Listed entries:
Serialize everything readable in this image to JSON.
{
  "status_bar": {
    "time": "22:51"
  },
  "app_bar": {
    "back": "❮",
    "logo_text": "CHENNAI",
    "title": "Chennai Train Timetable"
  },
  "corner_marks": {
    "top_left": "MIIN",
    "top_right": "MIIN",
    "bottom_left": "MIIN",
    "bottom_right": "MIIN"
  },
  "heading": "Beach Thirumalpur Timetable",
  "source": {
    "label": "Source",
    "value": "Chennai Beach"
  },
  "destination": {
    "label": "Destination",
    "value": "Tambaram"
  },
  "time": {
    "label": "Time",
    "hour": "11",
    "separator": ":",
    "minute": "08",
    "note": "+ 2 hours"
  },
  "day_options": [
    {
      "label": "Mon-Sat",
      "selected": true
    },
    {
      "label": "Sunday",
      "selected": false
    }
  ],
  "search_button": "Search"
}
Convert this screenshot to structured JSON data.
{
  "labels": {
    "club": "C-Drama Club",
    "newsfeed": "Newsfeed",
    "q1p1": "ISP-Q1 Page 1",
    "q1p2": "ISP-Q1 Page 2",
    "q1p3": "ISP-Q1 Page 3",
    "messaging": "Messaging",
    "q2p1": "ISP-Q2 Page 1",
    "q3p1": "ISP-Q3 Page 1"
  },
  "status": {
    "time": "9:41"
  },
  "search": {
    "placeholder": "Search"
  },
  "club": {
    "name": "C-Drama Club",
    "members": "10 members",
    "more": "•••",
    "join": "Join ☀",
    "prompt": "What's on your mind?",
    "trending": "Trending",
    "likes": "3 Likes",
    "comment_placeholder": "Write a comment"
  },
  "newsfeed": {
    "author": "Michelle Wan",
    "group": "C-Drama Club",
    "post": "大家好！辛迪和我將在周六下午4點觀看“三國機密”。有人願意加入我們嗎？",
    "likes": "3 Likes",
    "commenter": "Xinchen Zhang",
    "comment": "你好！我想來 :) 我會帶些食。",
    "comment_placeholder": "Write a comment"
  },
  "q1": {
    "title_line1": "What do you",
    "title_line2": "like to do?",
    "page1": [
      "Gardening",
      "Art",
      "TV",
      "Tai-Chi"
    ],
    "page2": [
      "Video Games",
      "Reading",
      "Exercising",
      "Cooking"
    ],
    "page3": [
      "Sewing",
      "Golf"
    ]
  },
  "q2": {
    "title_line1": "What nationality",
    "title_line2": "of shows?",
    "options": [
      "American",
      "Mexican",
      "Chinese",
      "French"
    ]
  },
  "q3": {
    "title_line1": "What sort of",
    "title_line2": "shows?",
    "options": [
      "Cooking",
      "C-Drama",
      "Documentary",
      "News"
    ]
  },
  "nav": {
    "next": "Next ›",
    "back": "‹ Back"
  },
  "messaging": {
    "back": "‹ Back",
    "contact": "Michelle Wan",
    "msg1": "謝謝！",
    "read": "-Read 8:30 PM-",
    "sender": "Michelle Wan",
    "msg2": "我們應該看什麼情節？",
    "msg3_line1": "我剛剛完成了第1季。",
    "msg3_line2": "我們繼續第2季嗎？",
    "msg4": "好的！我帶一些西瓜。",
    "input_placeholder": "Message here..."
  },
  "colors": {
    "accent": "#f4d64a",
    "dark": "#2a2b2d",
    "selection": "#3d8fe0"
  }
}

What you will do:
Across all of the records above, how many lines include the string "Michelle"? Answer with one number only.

Exercise response:
3